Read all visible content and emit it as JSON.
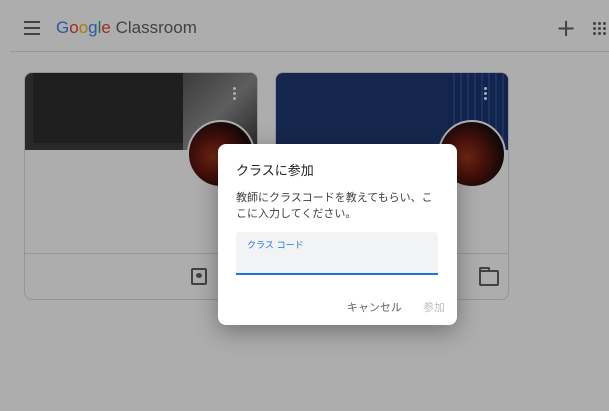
{
  "app": {
    "logo_google": [
      "G",
      "o",
      "o",
      "g",
      "l",
      "e"
    ],
    "logo_product": " Classroom"
  },
  "header": {
    "menu_icon": "hamburger-icon",
    "add_icon": "plus-icon",
    "apps_icon": "apps-grid-icon"
  },
  "dialog": {
    "title": "クラスに参加",
    "description": "教師にクラスコードを教えてもらい、ここに入力してください。",
    "input_label": "クラス コード",
    "input_value": "",
    "cancel_label": "キャンセル",
    "join_label": "参加",
    "join_enabled": false
  },
  "colors": {
    "accent": "#1a73e8",
    "scrim": "rgba(0,0,0,0.32)",
    "card2_header": "#1f3a73"
  }
}
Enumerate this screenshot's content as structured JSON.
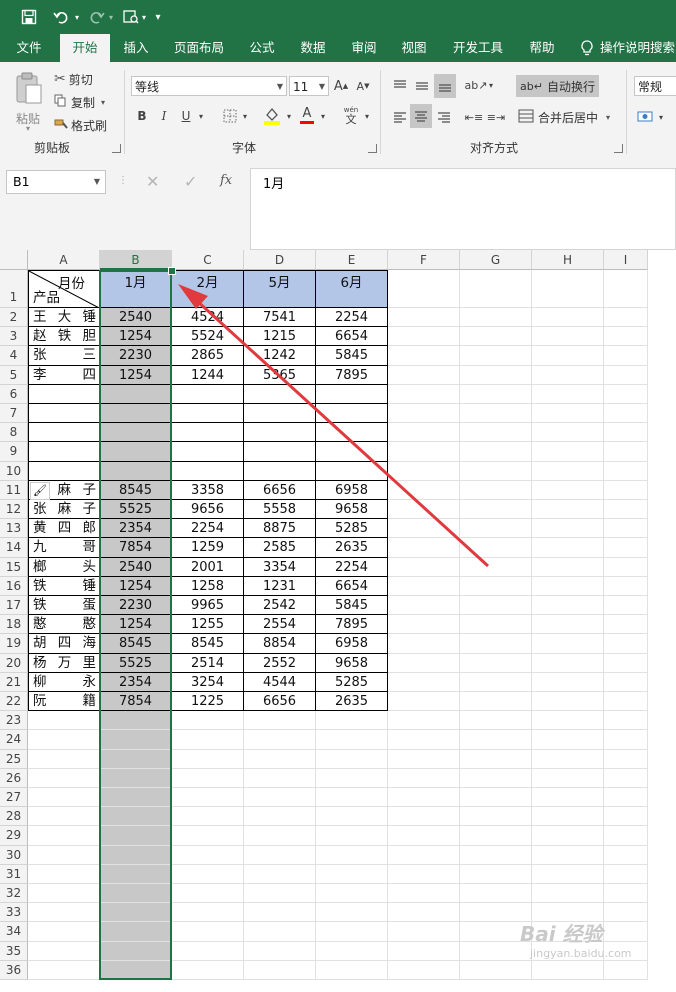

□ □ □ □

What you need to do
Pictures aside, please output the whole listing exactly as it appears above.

Final answer
Read all visible content and emit it as JSON.
{
  "app": {
    "logo_google": [
      "G",
      "o",
      "o",
      "g",
      "l",
      "e"
    ],
    "logo_product": " Classroom"
  },
  "header": {
    "menu_icon": "hamburger-icon",
    "add_icon": "plus-icon",
    "apps_icon": "apps-grid-icon"
  },
  "dialog": {
    "title": "クラスに参加",
    "description": "教師にクラスコードを教えてもらい、ここに入力してください。",
    "input_label": "クラス コード",
    "input_value": "",
    "cancel_label": "キャンセル",
    "join_label": "参加",
    "join_enabled": false
  },
  "colors": {
    "accent": "#1a73e8",
    "scrim": "rgba(0,0,0,0.32)",
    "card2_header": "#1f3a73"
  }
}
Enumerate this screenshot's content as structured JSON.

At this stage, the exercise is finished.